ANKARA, Turkey (AP) — Turkey's central bank on Thursday raised its key interest rate sharply, from 17.75 percent to 24 percent, to contain inflation and stem a currency crisis.
The bank raised its one-week repo rate significantly despite President Recep Tayyip Erdogan's renewed and public insistence that interest rates should not be increased.
The Turkish lira began to recover shortly after the rate hike, strengthening by 3.4 percent to 6.18 against the dollar.
The currency has plunged in recent months and even after Thursday's rise was down almost 39 percent against the dollar this year. Investors are mainly concerned about Erdogan's economic policies and an ongoing diplomatic and trade dispute with the United States over the detention of an American pastor on espionage and terror-related charges. Washington imposed sanctions on two government ministers and doubled tariffs on steel and aluminum imports from Turkey.
In a statement Thursday, the central bank noted that the local economy is weakening while inflation is rising. The rate hike could pinch growth more, but independent experts say it's needed to contain inflation of around 18 percent and support the currency.
"The Central Bank will continue to use all available instruments in pursuit of the price stability objective," the central bank's monetary policy committee said in a statement. "Tight stance in monetary policy will be maintained decisively until inflation outlook displays a significant improvement."
Erdogan was re-elected this year as president with vastly expanded powers, and has long been pressuring the bank to keep interest rates low to encourage economic growth. Economic growth slowed to an annual rate of 5.2 percent in the second quarter, from the first quarter's 7.4 percent.
Addressing a meeting of Turkish tradesmen and artisans in Ankara, Erdogan said the central bank is independent and takes its own decisions. He repeated however, his belief that interest rates should be cut, calling them an "instrument for exploitation."
"My sensitivities concerning interest rates are the same, nothing has changed," Erdogan said. "I'm saying let's cut these high interest rates."
He criticized the central bank, saying it had consistently miscalculated inflation targets and again portrayed the currency crisis as a foreign conspiracy.
In a bid to shore up the Turkish lira, Erdogan's government issued a decree on Thursday banning the use of foreign currency in the sale and renting of property and the leasing of vehicles.

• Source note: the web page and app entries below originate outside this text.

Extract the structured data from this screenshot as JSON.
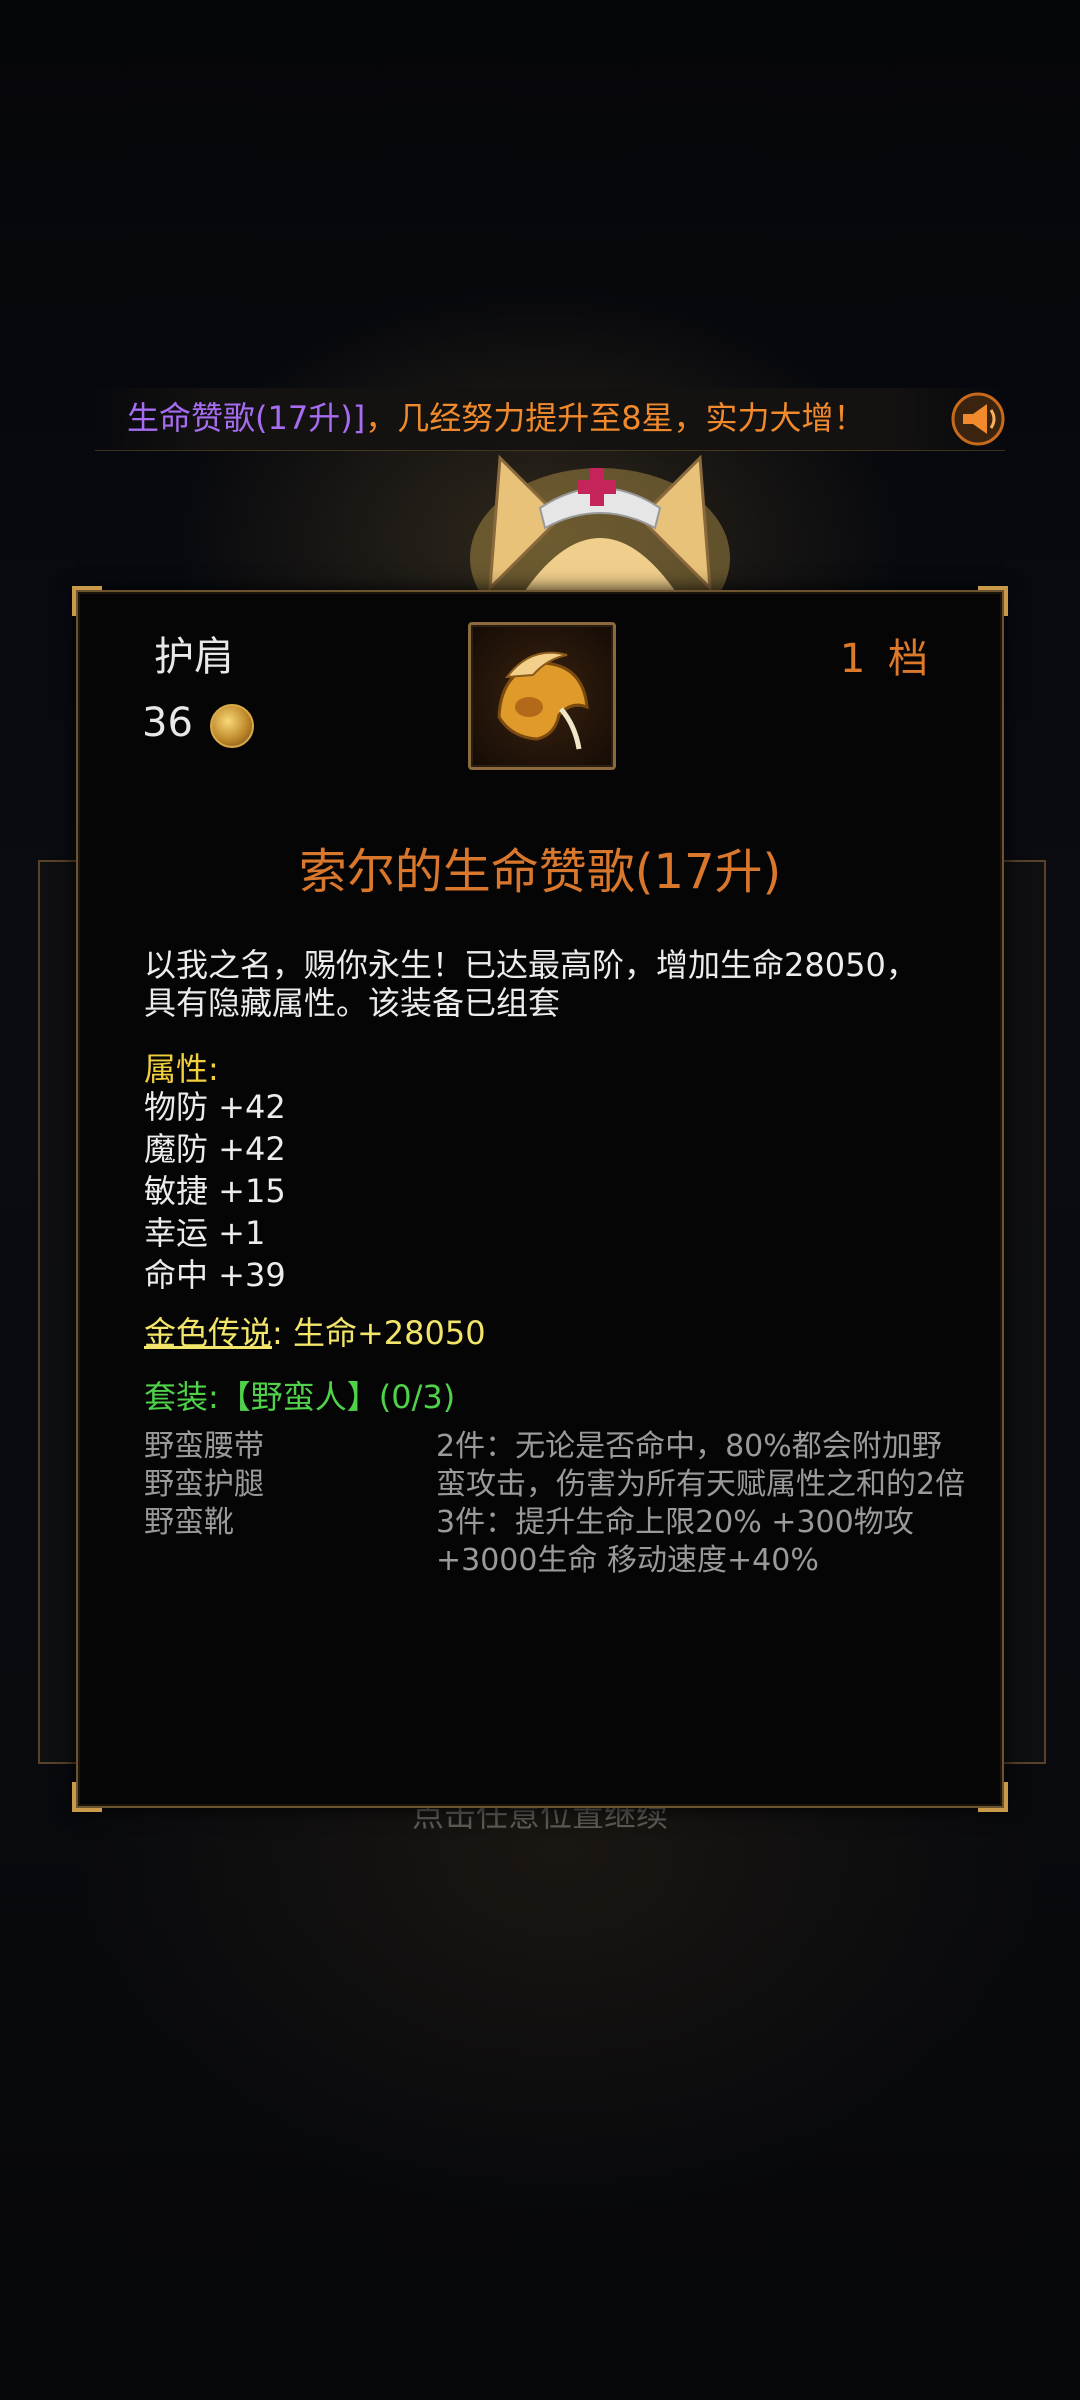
{
  "banner": {
    "item_name": "生命赞歌(17升)]",
    "message": "，几经努力提升至8星，实力大增！",
    "icon": "megaphone-icon"
  },
  "item": {
    "slot": "护肩",
    "price": "36",
    "price_icon": "gold-coin-icon",
    "icon": "helmet-shoulder-icon",
    "tier": "1 档",
    "title": "索尔的生命赞歌(17升)",
    "description": "以我之名，赐你永生！已达最高阶，增加生命28050，具有隐藏属性。该装备已组套",
    "attributes_label": "属性:",
    "attributes": [
      "物防 +42",
      "魔防 +42",
      "敏捷 +15",
      "幸运 +1",
      "命中 +39"
    ],
    "legend_key": "金色传说",
    "legend_colon": ":",
    "legend_value": " 生命+28050",
    "set_title": "套装:【野蛮人】(0/3)",
    "set_pieces": [
      "野蛮腰带",
      "野蛮护腿",
      "野蛮靴"
    ],
    "set_bonus_2": "2件：无论是否命中，80%都会附加野蛮攻击，伤害为所有天赋属性之和的2倍",
    "set_bonus_3": "3件：提升生命上限20% +300物攻 +3000生命 移动速度+40%"
  },
  "hint": "点击任意位置继续",
  "colors": {
    "accent_orange": "#d9772c",
    "set_green": "#4fd14a",
    "attr_yellow": "#f2cf3c",
    "banner_purple": "#a66cf2"
  }
}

According to the decree, all sales and rental contracts agreed in foreign currency will be converted to Turkish lira.